    and the audio, as well as the printed version, at: http://www.lessons4living.com/relaxation.htm and http://www.amazon.com/Ambient-Rain-Sound-Sleep-Rel... or the mountain river sounds. Take 4 Omega 3 fish oil supplements, daily, replacing 2 of them with cod liver oil supplements, or a teaspoonful of the oil (I spread mine on toast, and mask its strong taste with fishpaste, and pepper), in the winter months only. Those people who receive adequate exposure to sunlight, daily, won't need the vitamin D from cod liver oil, but many people, particularly those in latitudes far from the equator, find this difficult, to achieve. Eat healthily, in accordance with your "nutritional type" as determined at http://www.mercola.com/ SEARCHBAR.

    Ginseng (Panax Ginseng (Chinese/Korean/Japanese), panax quinquefolius (American) Eleutherococcus senticosus (Siberian)). It is also known as man root, life root and heal all. Lady's Slipper (Cypripedium pubescens) Lady's slipper is one of the most widely applicable nerviness available. It can be used in all stress reactions, emotional tension and anxiety states. Try having a cup of "Tension Tamer", herbal tea, by Celestial Seasonings, (from supermarket tea, or health food aisles) or make some at home, and cool, then bottle, and drink as needed (I find it so strong tasting, that I need to drink it quickly, followed by something like fruit juice, to take away the taste, but others may find it more tolerable). C(h)amomile tea is a more palatable option. As with all herbal/green teas, use lemon/lime, and/or a little sweetener (NOT ARTIFICIAL!!!) but no cream, or milk.

    Xylitol, or Stevia is preferable, (health food stores) or fruit sugar (fructose, such as "Fruisana", from supermarket sugar aisles) or even a little honey, because these will reduce "sugar spikes", which later deplete you of energy. Minimise/eliminate consumption of highly processed foods, particularly grain products, such as white bread, donuts, cake, cookies/biscuits, or anything with sugar. Opt for more wholefoods, non-starchy vegetables, and fruit.

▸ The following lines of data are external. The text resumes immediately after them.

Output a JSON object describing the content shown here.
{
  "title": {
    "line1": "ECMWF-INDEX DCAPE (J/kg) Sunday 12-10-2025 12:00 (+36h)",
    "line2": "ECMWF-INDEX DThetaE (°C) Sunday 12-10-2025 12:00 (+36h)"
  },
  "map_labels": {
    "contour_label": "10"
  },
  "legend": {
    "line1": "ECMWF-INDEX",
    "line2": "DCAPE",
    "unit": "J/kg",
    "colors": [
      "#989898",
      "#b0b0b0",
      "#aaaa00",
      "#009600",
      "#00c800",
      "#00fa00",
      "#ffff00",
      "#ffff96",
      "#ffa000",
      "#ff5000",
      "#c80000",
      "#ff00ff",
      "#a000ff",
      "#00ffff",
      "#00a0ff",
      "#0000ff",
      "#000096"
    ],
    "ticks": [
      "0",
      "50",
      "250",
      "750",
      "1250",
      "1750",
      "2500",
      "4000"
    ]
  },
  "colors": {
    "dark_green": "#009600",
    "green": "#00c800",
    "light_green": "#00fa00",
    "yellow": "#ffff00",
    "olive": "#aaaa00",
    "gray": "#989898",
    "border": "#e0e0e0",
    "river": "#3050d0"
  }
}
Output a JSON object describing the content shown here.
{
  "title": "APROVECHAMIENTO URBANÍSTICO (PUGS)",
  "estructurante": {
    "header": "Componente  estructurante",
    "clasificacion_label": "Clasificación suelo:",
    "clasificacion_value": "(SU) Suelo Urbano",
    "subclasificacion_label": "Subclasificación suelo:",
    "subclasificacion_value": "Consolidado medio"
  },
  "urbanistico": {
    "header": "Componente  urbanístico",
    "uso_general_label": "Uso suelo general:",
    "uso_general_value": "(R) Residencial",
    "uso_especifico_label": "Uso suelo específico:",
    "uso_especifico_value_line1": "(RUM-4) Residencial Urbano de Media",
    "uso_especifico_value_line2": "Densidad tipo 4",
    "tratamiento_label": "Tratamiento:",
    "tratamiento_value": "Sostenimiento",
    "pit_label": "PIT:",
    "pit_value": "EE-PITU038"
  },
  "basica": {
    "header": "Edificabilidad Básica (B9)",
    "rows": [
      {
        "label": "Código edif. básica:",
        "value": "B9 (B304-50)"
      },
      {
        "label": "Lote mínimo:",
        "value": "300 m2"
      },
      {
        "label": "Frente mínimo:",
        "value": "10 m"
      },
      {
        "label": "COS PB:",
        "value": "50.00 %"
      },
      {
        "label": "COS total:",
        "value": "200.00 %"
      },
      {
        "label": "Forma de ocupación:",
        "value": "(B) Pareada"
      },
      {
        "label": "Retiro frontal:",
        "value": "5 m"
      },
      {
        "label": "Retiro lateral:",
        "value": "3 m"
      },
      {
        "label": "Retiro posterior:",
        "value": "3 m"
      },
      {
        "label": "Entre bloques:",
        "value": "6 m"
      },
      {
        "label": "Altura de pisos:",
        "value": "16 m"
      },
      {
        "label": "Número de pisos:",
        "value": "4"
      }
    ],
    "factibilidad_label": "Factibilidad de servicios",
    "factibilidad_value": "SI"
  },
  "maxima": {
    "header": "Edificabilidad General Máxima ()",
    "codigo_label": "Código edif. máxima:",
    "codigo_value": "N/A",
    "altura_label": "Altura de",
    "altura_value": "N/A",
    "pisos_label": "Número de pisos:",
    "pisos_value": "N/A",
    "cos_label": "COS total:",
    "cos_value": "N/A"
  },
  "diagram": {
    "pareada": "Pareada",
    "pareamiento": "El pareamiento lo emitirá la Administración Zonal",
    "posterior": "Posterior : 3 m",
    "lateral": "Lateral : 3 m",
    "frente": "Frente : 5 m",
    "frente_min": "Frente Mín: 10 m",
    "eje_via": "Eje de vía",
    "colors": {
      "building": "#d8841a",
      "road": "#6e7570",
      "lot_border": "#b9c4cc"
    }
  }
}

    Light to moderate daily exercise helps fight stress. http://www.ezy-build.net.nz/~shaneris

Still have questions? Get your answers by asking now.